These presidents faced another obstacle that Obama wouldn't have — they had to fight with the most powerful country in the world in order to deliver on their promises. This was also true of President Nestor Kirchner in Argentina (2003-2007), who had to battle the Washington-dominated International Monetary Fund in order to implement the economic policies that made Argentina the fastest growing economy in the hemisphere for six years.
Of course, Hugo Chávez has been the most demonized in the U.S. media — but that is not because of what he has said or done but because he is sitting on 500 billion barrels of oil. Washington has a particular problem with oil-producing states that don't follow orders — whether they are a dictatorship like Iraq, a theocracy like Iran, or a democracy like Venezuela.
All of these leaders — including President Lula da Silva of Brazil — had hoped that Obama would pursue a more enlightened policy toward Latin America, but it hasn't happened.

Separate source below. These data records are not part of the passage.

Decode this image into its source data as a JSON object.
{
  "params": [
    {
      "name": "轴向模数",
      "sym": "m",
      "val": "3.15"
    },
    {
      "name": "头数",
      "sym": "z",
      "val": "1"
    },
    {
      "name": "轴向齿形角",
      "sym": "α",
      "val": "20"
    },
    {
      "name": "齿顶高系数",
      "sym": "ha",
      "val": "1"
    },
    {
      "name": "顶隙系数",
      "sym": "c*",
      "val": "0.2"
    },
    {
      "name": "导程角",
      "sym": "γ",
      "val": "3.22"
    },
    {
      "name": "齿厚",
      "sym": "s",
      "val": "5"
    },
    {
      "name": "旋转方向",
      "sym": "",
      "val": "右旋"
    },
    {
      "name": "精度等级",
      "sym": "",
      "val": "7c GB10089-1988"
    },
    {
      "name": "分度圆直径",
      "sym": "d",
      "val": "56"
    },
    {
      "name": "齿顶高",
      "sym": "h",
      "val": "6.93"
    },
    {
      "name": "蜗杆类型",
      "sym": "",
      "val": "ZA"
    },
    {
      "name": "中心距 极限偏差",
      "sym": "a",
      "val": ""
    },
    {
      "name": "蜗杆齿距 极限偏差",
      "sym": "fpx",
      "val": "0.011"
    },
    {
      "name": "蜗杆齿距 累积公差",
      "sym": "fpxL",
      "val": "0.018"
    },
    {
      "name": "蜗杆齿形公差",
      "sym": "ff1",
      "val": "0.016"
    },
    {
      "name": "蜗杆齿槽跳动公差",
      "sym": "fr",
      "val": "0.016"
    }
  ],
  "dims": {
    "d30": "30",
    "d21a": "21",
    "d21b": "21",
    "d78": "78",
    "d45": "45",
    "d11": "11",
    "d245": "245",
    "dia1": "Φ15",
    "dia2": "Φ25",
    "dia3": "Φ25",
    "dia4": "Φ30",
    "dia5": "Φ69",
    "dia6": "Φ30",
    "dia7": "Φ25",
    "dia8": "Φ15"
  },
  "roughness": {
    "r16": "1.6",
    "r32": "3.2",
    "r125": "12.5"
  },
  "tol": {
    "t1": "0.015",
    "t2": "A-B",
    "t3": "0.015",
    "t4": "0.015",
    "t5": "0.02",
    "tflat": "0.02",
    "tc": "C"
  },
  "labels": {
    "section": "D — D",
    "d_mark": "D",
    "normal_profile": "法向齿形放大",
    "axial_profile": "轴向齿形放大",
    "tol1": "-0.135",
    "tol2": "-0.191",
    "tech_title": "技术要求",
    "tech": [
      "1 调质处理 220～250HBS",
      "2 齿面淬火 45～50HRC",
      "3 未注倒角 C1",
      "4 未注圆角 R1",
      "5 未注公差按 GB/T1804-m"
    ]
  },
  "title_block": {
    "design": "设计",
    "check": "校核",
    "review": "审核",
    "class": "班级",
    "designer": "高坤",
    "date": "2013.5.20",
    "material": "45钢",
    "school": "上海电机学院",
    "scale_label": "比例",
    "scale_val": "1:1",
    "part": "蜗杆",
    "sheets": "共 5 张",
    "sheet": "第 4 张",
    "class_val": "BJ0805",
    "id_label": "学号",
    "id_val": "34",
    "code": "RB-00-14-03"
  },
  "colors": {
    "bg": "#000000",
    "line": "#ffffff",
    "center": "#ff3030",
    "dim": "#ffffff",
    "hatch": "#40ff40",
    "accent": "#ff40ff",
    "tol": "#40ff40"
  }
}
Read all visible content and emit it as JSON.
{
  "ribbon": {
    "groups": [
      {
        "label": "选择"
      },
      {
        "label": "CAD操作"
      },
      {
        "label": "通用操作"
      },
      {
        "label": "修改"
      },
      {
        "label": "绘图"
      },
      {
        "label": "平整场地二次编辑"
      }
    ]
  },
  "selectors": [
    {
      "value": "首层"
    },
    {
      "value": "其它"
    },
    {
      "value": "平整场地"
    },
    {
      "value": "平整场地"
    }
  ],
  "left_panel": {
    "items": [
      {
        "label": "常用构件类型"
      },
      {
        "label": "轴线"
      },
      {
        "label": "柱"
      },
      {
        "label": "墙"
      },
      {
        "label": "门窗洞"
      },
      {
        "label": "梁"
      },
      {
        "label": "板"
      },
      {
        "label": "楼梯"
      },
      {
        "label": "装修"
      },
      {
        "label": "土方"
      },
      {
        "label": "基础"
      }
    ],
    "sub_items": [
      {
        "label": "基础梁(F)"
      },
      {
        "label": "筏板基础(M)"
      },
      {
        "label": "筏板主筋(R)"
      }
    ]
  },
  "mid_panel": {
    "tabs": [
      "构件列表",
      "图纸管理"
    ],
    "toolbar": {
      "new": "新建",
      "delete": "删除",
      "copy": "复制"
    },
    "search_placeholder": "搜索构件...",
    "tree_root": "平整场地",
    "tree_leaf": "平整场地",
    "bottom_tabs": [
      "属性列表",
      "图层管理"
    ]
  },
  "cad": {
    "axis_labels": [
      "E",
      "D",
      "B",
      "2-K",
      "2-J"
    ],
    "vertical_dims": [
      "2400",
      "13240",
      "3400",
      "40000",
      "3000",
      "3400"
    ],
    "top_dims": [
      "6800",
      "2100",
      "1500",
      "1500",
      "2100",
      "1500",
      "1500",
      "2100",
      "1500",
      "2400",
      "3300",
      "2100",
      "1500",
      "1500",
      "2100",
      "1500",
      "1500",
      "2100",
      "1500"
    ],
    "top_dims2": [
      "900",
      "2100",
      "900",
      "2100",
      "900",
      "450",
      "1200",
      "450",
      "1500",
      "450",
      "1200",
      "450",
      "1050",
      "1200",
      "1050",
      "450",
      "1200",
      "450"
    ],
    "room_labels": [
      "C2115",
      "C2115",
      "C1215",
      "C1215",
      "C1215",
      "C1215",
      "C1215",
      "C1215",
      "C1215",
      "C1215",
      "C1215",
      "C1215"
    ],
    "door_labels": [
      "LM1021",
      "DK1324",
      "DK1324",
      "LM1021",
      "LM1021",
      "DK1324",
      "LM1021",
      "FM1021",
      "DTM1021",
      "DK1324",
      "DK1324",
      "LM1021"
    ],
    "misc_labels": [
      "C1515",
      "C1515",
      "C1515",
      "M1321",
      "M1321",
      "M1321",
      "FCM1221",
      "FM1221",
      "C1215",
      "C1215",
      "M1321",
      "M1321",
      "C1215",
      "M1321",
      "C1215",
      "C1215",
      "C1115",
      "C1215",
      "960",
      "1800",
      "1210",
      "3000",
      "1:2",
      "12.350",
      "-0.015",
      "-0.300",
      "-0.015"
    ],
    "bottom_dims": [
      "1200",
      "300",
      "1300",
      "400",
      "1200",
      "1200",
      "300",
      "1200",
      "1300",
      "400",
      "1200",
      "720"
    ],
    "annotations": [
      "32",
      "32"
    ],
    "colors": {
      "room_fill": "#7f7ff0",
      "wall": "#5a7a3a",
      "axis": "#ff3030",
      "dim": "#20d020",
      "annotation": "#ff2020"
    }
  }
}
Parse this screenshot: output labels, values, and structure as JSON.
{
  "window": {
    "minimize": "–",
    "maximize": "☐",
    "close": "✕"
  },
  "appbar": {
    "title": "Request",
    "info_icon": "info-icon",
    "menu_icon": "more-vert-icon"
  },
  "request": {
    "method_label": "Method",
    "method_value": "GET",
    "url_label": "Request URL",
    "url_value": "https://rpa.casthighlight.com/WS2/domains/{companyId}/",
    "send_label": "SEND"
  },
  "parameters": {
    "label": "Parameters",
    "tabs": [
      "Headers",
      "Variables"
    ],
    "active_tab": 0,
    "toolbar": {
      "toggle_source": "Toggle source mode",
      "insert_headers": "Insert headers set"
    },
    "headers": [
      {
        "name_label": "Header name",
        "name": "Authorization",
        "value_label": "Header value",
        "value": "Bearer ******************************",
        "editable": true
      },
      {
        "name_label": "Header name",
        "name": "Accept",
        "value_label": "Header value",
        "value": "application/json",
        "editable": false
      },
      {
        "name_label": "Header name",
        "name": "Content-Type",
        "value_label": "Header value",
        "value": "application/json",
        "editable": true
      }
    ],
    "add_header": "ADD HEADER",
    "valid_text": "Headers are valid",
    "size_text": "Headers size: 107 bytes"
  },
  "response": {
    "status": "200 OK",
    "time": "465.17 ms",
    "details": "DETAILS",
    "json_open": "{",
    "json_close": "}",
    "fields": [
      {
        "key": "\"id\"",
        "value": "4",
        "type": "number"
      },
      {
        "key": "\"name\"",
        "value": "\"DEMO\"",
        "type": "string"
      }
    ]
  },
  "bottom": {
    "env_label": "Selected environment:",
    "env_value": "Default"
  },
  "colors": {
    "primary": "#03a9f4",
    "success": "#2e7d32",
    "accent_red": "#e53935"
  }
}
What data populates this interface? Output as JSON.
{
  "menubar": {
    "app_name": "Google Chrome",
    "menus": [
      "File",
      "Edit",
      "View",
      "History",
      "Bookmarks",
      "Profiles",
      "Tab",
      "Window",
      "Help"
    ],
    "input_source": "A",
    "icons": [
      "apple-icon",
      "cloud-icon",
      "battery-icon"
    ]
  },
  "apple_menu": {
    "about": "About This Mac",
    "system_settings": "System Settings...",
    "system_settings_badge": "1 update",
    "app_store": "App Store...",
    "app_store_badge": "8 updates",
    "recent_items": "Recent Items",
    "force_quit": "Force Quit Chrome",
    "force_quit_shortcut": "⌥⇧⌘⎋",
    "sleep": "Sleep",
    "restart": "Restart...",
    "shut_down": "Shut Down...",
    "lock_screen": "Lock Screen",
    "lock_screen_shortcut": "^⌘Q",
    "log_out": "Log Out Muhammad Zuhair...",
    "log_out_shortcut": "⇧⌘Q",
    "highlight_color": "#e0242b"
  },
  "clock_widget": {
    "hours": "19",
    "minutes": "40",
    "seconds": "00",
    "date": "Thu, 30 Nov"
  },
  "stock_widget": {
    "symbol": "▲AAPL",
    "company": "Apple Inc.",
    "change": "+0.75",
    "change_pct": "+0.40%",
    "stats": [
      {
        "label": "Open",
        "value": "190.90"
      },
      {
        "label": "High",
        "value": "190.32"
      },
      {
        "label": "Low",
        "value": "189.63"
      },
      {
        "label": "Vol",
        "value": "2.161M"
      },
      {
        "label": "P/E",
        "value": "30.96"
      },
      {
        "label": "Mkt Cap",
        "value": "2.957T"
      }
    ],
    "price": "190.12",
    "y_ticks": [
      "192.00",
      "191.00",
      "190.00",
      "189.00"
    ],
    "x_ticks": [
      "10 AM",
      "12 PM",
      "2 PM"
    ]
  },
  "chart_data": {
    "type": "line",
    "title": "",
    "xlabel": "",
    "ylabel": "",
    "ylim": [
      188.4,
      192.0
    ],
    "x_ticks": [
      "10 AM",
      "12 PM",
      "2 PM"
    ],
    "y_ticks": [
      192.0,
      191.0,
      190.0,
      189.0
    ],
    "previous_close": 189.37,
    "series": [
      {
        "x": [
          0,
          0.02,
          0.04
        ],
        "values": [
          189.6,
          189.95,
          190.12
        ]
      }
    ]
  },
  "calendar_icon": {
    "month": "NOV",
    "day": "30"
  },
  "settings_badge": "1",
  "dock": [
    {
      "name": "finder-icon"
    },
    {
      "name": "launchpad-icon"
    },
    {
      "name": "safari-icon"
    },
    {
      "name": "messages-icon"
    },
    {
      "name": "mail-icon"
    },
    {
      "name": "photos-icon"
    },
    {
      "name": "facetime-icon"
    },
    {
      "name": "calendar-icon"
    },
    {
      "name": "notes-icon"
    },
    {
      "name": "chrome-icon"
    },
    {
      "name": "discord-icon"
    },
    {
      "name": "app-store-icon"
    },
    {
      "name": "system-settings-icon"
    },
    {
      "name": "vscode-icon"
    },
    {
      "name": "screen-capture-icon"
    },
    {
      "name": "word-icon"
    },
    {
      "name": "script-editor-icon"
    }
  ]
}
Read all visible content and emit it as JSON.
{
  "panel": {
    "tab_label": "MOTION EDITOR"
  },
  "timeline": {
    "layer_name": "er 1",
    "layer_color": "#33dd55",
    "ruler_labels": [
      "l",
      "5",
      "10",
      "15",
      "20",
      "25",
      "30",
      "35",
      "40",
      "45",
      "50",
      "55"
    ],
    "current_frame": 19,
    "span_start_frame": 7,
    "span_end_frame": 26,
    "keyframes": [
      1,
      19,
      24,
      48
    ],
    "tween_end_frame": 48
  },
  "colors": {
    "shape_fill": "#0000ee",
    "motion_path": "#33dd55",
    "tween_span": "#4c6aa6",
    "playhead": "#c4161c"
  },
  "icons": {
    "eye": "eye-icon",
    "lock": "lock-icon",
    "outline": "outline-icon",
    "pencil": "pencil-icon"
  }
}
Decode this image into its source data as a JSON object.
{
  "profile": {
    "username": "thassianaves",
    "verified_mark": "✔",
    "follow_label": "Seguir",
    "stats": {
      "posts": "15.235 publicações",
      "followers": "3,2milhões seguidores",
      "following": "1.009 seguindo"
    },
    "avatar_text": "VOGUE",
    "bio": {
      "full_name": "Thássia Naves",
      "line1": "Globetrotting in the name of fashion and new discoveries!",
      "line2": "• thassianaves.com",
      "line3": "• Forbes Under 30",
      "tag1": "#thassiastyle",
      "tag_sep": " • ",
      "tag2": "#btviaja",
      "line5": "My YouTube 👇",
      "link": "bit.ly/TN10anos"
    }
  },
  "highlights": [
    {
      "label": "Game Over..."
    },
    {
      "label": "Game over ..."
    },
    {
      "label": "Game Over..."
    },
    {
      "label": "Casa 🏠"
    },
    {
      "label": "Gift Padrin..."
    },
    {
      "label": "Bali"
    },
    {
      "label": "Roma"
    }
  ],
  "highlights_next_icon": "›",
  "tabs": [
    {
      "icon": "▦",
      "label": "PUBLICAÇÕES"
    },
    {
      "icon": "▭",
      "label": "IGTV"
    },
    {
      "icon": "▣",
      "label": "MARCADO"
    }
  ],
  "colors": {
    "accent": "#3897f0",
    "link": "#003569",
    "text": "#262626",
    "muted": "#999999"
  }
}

It seems that Washington, which was comfortable with dictators and oligarchs who ran the show for decades, still has problems with democracy in its former "back yard."
Weisbrot is co-director of the Center for Economic and Policy Research; Web site: www.cepr.net.